COMEDY FESTIVAL REVIEW: Al Murray – The Only Way Is Epic, Curve Leicester
Al Murray's brash pub landlord character has been crafted, honed and perfected since he launched it via stand-up in 1994 and made it a household favourite with TV series Time Gentlemen Please.
Nearly 20 years later, one would expect the material to be somewhat old hat, but Murray's quick-responses and ability to interact with his audience have the audience on side from the get-go.
From his opening line, spilling beer across the Curve stage: "We've all done a Richard the Third in a car park at some point", to removing a pint from the hands of front-row Sarah (who works in Health and Safety) and telling her "this is in plastic because of people like you", the one-liners didn't let up.
But the essence of the character is the "best-mateness" of the pub landlord, the man with whom you set the world to rights, from politics to women to the youth of today, the man who will happily discuss all the answers to the world's problems. But it's much more complicated than that.
This tour includes some brilliant set pieces on the Euro, how Great Britain has lost its way, young people and discipline, vajazzles, Scottish independence and pop-up tents.

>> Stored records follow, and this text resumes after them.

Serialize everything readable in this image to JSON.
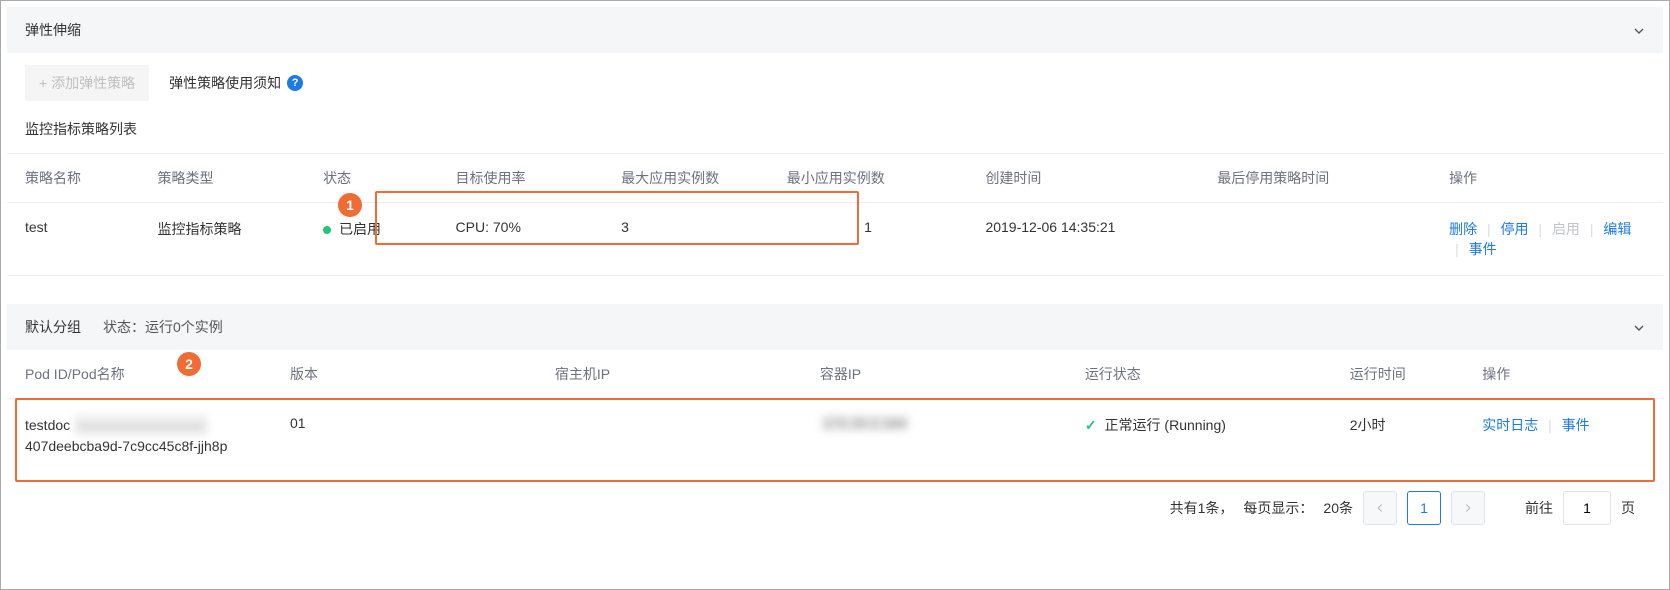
{
  "section1": {
    "title": "弹性伸缩",
    "add_button": "+ 添加弹性策略",
    "hint_text": "弹性策略使用须知",
    "subhead": "监控指标策略列表"
  },
  "policy_table": {
    "headers": {
      "name": "策略名称",
      "type": "策略类型",
      "state": "状态",
      "util": "目标使用率",
      "max": "最大应用实例数",
      "min": "最小应用实例数",
      "created": "创建时间",
      "last_disabled": "最后停用策略时间",
      "ops": "操作"
    },
    "row": {
      "name": "test",
      "type": "监控指标策略",
      "state": "已启用",
      "util": "CPU: 70%",
      "max": "3",
      "min": "1",
      "created": "2019-12-06 14:35:21",
      "last_disabled": "",
      "ops": {
        "delete": "删除",
        "stop": "停用",
        "start": "启用",
        "edit": "编辑",
        "events": "事件"
      }
    }
  },
  "callouts": {
    "one": "1",
    "two": "2"
  },
  "panel2": {
    "group": "默认分组",
    "state_label": "状态：",
    "state_value": "运行0个实例"
  },
  "pod_table": {
    "headers": {
      "id": "Pod ID/Pod名称",
      "version": "版本",
      "host_ip": "宿主机IP",
      "container_ip": "容器IP",
      "run_state": "运行状态",
      "runtime": "运行时间",
      "ops": "操作"
    },
    "row": {
      "id_line1_prefix": "testdoc",
      "id_line1_obscured": "—————————",
      "id_line2": "407deebcba9d-7c9cc45c8f-jjh8p",
      "version": "01",
      "host_ip": "",
      "container_ip_obscured": "172.20.2.164",
      "run_state": "正常运行 (Running)",
      "runtime": "2小时",
      "ops": {
        "logs": "实时日志",
        "events": "事件"
      }
    }
  },
  "pagination": {
    "total_prefix": "共有",
    "total_count": "1",
    "total_suffix": "条，",
    "per_page_label": "每页显示：",
    "per_page_value": "20条",
    "page": "1",
    "goto_label": "前往",
    "goto_value": "1",
    "page_suffix": "页"
  }
}
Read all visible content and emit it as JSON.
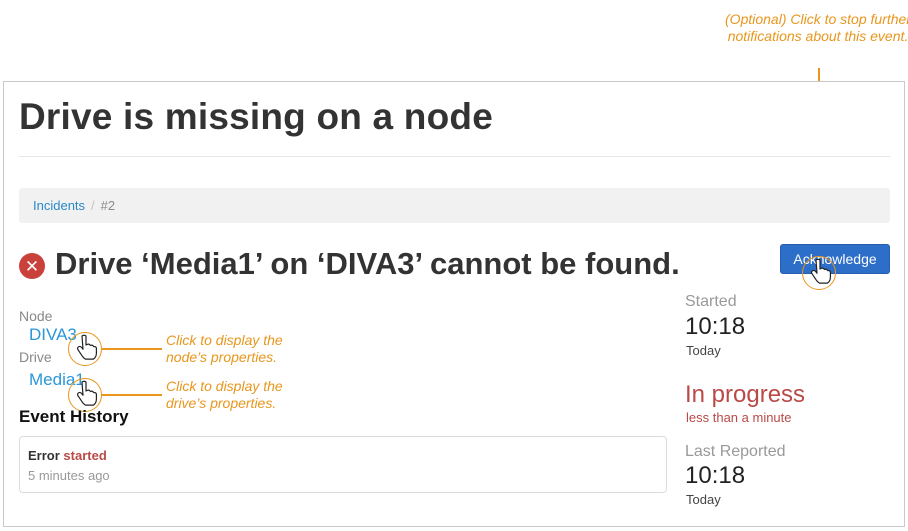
{
  "page": {
    "title": "Drive is missing on a node"
  },
  "breadcrumb": {
    "link": "Incidents",
    "separator": "/",
    "current": "#2"
  },
  "incident": {
    "status_icon": "error-circle-icon",
    "headline": "Drive ‘Media1’ on ‘DIVA3’ cannot be found.",
    "acknowledge_label": "Acknowledge"
  },
  "details": {
    "node_label": "Node",
    "node_value": "DIVA3",
    "drive_label": "Drive",
    "drive_value": "Media1"
  },
  "history": {
    "title": "Event History",
    "entries": [
      {
        "kind": "Error",
        "action": "started",
        "time": "5 minutes ago"
      }
    ]
  },
  "sidebar": {
    "started_label": "Started",
    "started_time": "10:18",
    "started_day": "Today",
    "status": "In progress",
    "status_duration": "less than a minute",
    "last_reported_label": "Last Reported",
    "last_reported_time": "10:18",
    "last_reported_day": "Today"
  },
  "annotations": {
    "acknowledge_note": "(Optional) Click to stop further notifications about this event.",
    "node_note": "Click to display the node’s properties.",
    "drive_note": "Click to display the drive’s properties."
  },
  "colors": {
    "accent_link": "#2a96d8",
    "button_blue": "#2d6ec9",
    "error_red": "#b94a48",
    "annotation_orange": "#e8961c"
  }
}
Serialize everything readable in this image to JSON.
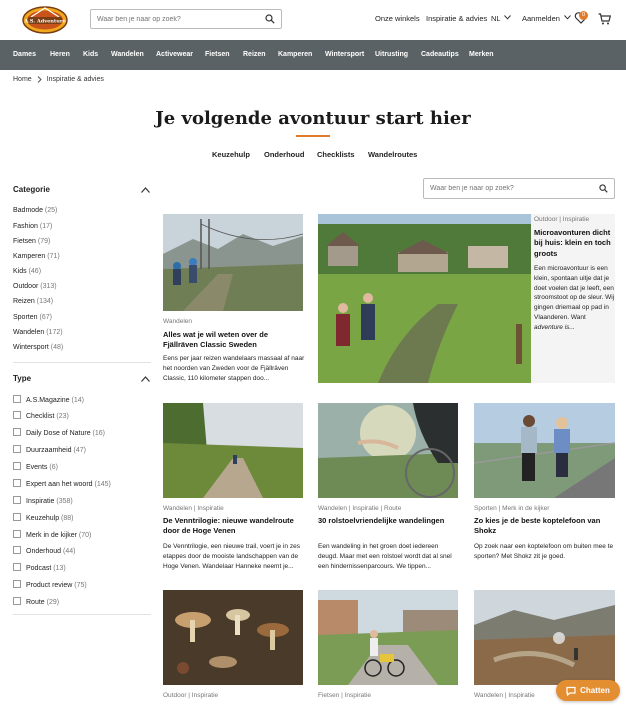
{
  "header": {
    "logo_text": "A.S. Adventure",
    "search_placeholder": "Waar ben je naar op zoek?",
    "nav": {
      "stores": "Onze winkels",
      "inspiration": "Inspiratie & advies",
      "language": "NL",
      "login": "Aanmelden",
      "badge_count": "0"
    }
  },
  "categories": [
    "Dames",
    "Heren",
    "Kids",
    "Wandelen",
    "Activewear",
    "Fietsen",
    "Reizen",
    "Kamperen",
    "Wintersport",
    "Uitrusting",
    "Cadeautips",
    "Merken"
  ],
  "breadcrumb": {
    "home": "Home",
    "current": "Inspiratie & advies"
  },
  "hero": {
    "title": "Je volgende avontuur start hier"
  },
  "tabs": [
    "Keuzehulp",
    "Onderhoud",
    "Checklists",
    "Wandelroutes"
  ],
  "sidebar": {
    "categorie_heading": "Categorie",
    "categorie_items": [
      {
        "label": "Badmode",
        "count": "(25)"
      },
      {
        "label": "Fashion",
        "count": "(17)"
      },
      {
        "label": "Fietsen",
        "count": "(79)"
      },
      {
        "label": "Kamperen",
        "count": "(71)"
      },
      {
        "label": "Kids",
        "count": "(46)"
      },
      {
        "label": "Outdoor",
        "count": "(313)"
      },
      {
        "label": "Reizen",
        "count": "(134)"
      },
      {
        "label": "Sporten",
        "count": "(67)"
      },
      {
        "label": "Wandelen",
        "count": "(172)"
      },
      {
        "label": "Wintersport",
        "count": "(48)"
      }
    ],
    "type_heading": "Type",
    "type_items": [
      {
        "label": "A.S.Magazine",
        "count": "(14)"
      },
      {
        "label": "Checklist",
        "count": "(23)"
      },
      {
        "label": "Daily Dose of Nature",
        "count": "(16)"
      },
      {
        "label": "Duurzaamheid",
        "count": "(47)"
      },
      {
        "label": "Events",
        "count": "(6)"
      },
      {
        "label": "Expert aan het woord",
        "count": "(145)"
      },
      {
        "label": "Inspiratie",
        "count": "(358)"
      },
      {
        "label": "Keuzehulp",
        "count": "(88)"
      },
      {
        "label": "Merk in de kijker",
        "count": "(70)"
      },
      {
        "label": "Onderhoud",
        "count": "(44)"
      },
      {
        "label": "Podcast",
        "count": "(13)"
      },
      {
        "label": "Product review",
        "count": "(75)"
      },
      {
        "label": "Route",
        "count": "(29)"
      }
    ]
  },
  "content_search_placeholder": "Waar ben je naar op zoek?",
  "articles": [
    {
      "meta": "Wandelen",
      "title": "Alles wat je wil weten over de Fjällräven Classic Sweden",
      "text": "Eens per jaar reizen wandelaars massaal af naar het noorden van Zweden voor de Fjällräven Classic, 110 kilometer stappen doo..."
    },
    {
      "meta": "Outdoor | Inspiratie",
      "title": "Microavonturen dicht bij huis: klein en toch groots",
      "text": "Een microavontuur is een klein, spontaan uitje dat je doet voelen dat je leeft, een stroomstoot op de sleur. Wij gingen driemaal op pad in Vlaanderen. Want",
      "text_em": "adventure is..."
    },
    {
      "meta": "Wandelen | Inspiratie",
      "title": "De Venntrilogie: nieuwe wandelroute door de Hoge Venen",
      "text": "De Venntrilogie, een nieuwe trail, voert je in zes etappes door de mooiste landschappen van de Hoge Venen. Wandelaar Hanneke neemt je..."
    },
    {
      "meta": "Wandelen | Inspiratie | Route",
      "title": "30 rolstoelvriendelijke wandelingen",
      "text": "Een wandeling in het groen doet iedereen deugd. Maar met een rolstoel wordt dat al snel een hindernissenparcours. We tippen..."
    },
    {
      "meta": "Sporten | Merk in de kijker",
      "title": "Zo kies je de beste koptelefoon van Shokz",
      "text": "Op zoek naar een koptelefoon om buiten mee te sporten? Met Shokz zit je goed."
    },
    {
      "meta": "Outdoor | Inspiratie"
    },
    {
      "meta": "Fietsen | Inspiratie"
    },
    {
      "meta": "Wandelen | Inspiratie"
    }
  ],
  "chat": {
    "label": "Chatten"
  },
  "colors": {
    "accent": "#e07b2c",
    "catbar": "#5b6265"
  }
}
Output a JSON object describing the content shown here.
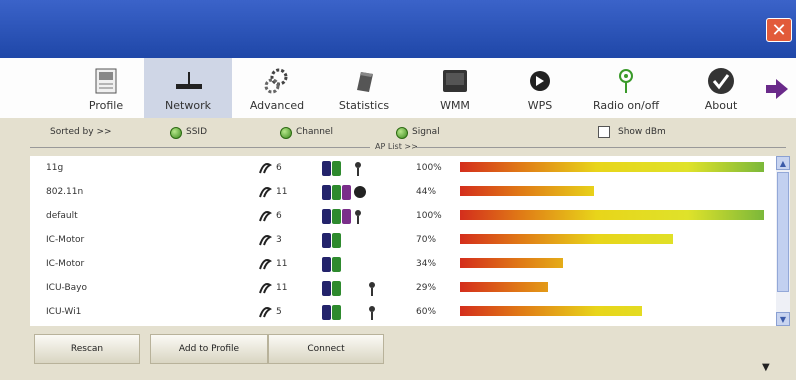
{
  "window": {
    "close_glyph": "✕"
  },
  "toolbar": {
    "items": [
      {
        "label": "Profile",
        "icon": "profile-icon"
      },
      {
        "label": "Network",
        "icon": "network-icon",
        "active": true
      },
      {
        "label": "Advanced",
        "icon": "advanced-icon"
      },
      {
        "label": "Statistics",
        "icon": "statistics-icon"
      },
      {
        "label": "WMM",
        "icon": "wmm-icon"
      },
      {
        "label": "WPS",
        "icon": "wps-icon"
      },
      {
        "label": "Radio on/off",
        "icon": "radio-icon"
      },
      {
        "label": "About",
        "icon": "about-icon"
      }
    ],
    "next_icon": "arrow-right-icon"
  },
  "sortbar": {
    "sorted_by": "Sorted by >>",
    "ssid": "SSID",
    "channel": "Channel",
    "signal": "Signal",
    "show_dbm": "Show dBm",
    "ap_list": "AP List >>"
  },
  "ap_list": [
    {
      "ssid": "11g",
      "channel": "6",
      "signal_pct": 100,
      "signal_label": "100%"
    },
    {
      "ssid": "802.11n",
      "channel": "11",
      "signal_pct": 44,
      "signal_label": "44%"
    },
    {
      "ssid": "default",
      "channel": "6",
      "signal_pct": 100,
      "signal_label": "100%"
    },
    {
      "ssid": "IC-Motor",
      "channel": "3",
      "signal_pct": 70,
      "signal_label": "70%"
    },
    {
      "ssid": "IC-Motor",
      "channel": "11",
      "signal_pct": 34,
      "signal_label": "34%"
    },
    {
      "ssid": "ICU-Bayo",
      "channel": "11",
      "signal_pct": 29,
      "signal_label": "29%"
    },
    {
      "ssid": "ICU-Wi1",
      "channel": "5",
      "signal_pct": 60,
      "signal_label": "60%"
    }
  ],
  "buttons": {
    "rescan": "Rescan",
    "add_to_profile": "Add to Profile",
    "connect": "Connect"
  },
  "scroll": {
    "up": "▲",
    "down": "▼"
  },
  "footer": {
    "arrow": "▼"
  }
}
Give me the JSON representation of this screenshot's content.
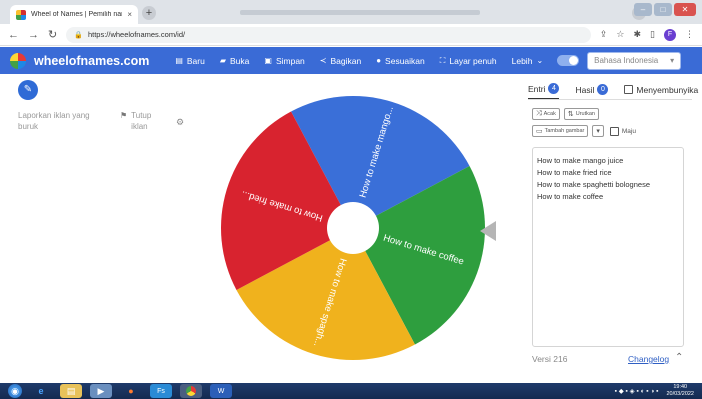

One, in which he systematically goes backwards through British Prime Ministers, detailing why each led the "worst government ever" until he arrives at his hero Churchill "who won us the Second World War", is positively genius and shows the intelligence under the humour.
So raise a glass to the pub landlord. A British institution.
In an era of job insecurity, some good news: it's possible to make a very respectable living out of being middle aged.
Don't revise your retirement plans just yet, though. It takes more than unruly eyebrows and a growing respect for Lionel Richie to compete with the likes of Jenny Eclair.
The self-styled grumpy old woman knows her subject from thinning top to sagging bottom, its ailments and embarrassments, its peculiar anxieties and perverse joys.
To judge from the appreciative reaction at Curve, Leicester's mature students came away enlightened and, something we can all benefit from at our time of life, uplifted.
As you would expect, women of a certain age were in the comfortable majority here and Eclair, too old to get excited about visitors who drop by unexpectedly, gave most of her attention to them. She envisaged the husbands pleading with their better halves during the interval: "Let me sit in the car and listen to Radio 5 Live."
But no. The token blokes adored her as well and we were rewarded with Eclair's uncannily perceptive rules for married men. (My favourite: "Try to memorise the names of her three best friends, so you don't have to refer to them as Fatty, Shorty and the Fit One.")
With its four-letter ruminations on incontinence, S&M in the workplace and the curious disappearance of the nation's pubic hair, it was as racy as you could wish for. But look past the abrasive delivery and there's something (I'll risk a slap here) sweetly non-threatening about Eclair's celebration of greying girl power, which wisely sidesteps midlife's darker neuroses. The Grim Reaper didn't drop by unexpectedly and he wasn't missed.
This was not a night for hand-wringing, it was a night to be happy in your own ageing skin, never more so than when the 52-year-old rolled up her trouser legs to reveal a pair of spectacularly puckered knees, in the hope it might encourage some audience members to take off their cardigans in public for the first time in six years. What a woman!